Soon after a ban on the import of cosmetics tested on animals was notified by the central government in 2014, PETA India drew the government’s attention to apparent violations of this law. Evidence submitted by PETA India demonstrated that cosmetics marketed by companies in India are also registered under the same name and for sale in China, where cosmetics tests on animals are mandated. Every company that sells in China knows that many imported products will be forced down the throats of rats or applied directly to the shaved skin or eyes of rabbits. PETA India further pointed out that regulators in India were simply relying on the declaration received from the importers, rather than scrutinising the safety data generated to ensure compliance with the import and marketing ban.
To facilitate effective enforcement, the new Rules now mandate that manufacturers and importers must submit safety data using only non-animal assessment methods, with documentation demonstrating the specific methods used and the list of countries where marketing authorisation or import permission has been granted. This will be accompanied by a self-declaration that “[no] cosmetic manufactured by us shall be imported into India which has been tested on animals”.

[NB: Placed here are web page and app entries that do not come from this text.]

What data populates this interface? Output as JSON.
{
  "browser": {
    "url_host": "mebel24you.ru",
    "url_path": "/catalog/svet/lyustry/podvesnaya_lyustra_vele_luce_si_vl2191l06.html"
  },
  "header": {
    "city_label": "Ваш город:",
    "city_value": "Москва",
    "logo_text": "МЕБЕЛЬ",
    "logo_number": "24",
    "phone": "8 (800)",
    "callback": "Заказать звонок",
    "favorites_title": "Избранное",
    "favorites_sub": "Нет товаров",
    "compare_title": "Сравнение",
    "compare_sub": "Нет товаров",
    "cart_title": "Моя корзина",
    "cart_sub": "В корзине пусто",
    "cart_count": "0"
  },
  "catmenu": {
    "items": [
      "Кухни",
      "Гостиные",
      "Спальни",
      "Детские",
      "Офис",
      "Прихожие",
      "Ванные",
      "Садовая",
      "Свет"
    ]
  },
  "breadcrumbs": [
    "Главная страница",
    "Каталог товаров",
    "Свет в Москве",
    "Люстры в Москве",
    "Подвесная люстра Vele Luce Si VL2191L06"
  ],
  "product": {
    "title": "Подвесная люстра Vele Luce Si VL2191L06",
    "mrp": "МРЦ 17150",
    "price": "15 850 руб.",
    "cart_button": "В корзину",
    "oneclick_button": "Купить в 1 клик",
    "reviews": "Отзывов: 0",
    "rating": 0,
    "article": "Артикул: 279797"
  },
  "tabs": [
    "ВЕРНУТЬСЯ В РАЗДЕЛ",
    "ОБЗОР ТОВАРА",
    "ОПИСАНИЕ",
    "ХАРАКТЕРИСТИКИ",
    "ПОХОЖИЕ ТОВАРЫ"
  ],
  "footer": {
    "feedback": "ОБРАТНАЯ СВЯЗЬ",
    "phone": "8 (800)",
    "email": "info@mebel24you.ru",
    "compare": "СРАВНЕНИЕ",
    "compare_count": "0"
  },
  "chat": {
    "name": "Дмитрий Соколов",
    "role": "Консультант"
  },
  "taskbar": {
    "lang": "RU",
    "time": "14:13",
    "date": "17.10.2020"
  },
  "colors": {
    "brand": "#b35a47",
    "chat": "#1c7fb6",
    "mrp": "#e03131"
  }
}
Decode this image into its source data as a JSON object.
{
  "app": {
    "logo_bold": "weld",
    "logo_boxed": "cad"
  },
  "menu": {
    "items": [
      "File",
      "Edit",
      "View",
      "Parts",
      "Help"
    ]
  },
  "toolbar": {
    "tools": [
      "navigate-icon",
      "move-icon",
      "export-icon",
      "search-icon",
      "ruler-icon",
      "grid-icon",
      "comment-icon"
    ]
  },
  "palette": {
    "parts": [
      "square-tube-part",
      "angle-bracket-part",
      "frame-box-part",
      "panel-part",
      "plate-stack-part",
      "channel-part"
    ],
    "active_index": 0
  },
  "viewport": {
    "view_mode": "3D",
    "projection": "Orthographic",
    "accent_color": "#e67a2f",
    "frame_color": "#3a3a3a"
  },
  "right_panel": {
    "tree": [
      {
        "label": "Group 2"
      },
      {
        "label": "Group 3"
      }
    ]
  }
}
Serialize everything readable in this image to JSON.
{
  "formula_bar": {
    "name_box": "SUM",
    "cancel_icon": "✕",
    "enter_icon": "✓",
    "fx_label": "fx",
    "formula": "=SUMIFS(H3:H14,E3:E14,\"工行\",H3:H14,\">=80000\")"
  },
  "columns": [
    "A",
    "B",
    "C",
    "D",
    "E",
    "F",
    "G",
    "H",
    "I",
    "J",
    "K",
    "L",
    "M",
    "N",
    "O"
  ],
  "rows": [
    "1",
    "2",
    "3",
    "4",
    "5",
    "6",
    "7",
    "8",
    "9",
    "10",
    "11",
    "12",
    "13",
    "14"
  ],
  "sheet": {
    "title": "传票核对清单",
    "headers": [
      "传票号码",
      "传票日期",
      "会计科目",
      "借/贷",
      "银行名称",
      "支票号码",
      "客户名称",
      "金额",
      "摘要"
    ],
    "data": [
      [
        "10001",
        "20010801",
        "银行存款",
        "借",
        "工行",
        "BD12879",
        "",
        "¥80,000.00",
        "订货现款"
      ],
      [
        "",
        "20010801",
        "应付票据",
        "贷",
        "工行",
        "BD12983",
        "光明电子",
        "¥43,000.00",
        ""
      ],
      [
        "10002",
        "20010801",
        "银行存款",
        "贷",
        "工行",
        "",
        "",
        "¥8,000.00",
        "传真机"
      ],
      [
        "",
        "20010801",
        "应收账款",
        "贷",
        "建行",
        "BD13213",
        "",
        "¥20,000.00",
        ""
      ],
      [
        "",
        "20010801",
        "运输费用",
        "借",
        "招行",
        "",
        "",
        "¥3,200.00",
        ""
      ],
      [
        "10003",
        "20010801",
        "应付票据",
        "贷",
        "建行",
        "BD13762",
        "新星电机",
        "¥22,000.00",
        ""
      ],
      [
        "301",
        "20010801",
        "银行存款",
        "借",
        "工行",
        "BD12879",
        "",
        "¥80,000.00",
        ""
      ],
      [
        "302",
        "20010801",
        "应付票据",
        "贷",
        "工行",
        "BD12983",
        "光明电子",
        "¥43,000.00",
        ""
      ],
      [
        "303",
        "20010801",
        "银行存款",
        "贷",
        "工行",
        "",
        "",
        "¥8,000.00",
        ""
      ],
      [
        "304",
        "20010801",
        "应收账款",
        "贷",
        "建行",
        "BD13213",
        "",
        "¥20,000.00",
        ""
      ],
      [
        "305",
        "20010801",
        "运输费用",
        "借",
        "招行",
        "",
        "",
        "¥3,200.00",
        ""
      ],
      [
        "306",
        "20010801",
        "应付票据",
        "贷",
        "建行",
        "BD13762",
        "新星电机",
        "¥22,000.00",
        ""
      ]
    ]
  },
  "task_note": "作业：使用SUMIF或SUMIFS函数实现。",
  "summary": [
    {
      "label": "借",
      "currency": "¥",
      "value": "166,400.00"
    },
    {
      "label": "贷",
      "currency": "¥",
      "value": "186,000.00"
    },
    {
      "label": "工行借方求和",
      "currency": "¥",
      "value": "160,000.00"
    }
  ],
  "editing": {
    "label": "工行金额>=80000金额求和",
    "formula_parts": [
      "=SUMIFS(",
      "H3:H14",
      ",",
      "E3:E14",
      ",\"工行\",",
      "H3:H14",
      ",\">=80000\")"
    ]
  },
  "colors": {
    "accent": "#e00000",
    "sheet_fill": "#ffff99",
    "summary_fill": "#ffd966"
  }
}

“We applaud the government for heeding our calls and taking a move to ensure stringent regulatory oversight over the cosmetics import ban,” says PETA India Research Associate Dr Ankita Pandey. “We hope that the new Rules will help uphold the ban in letter and spirit as intended by the legislators.”
India became the first country in South Asia to ban the testing of cosmetics and their ingredients on animals as well as the import of cosmetics that have been tested this way, following talks with PETA India. Significantly, the Rules are based on the fundamental principle that any harm caused to animals can never be outweighed by the potential benefit of new cosmetics.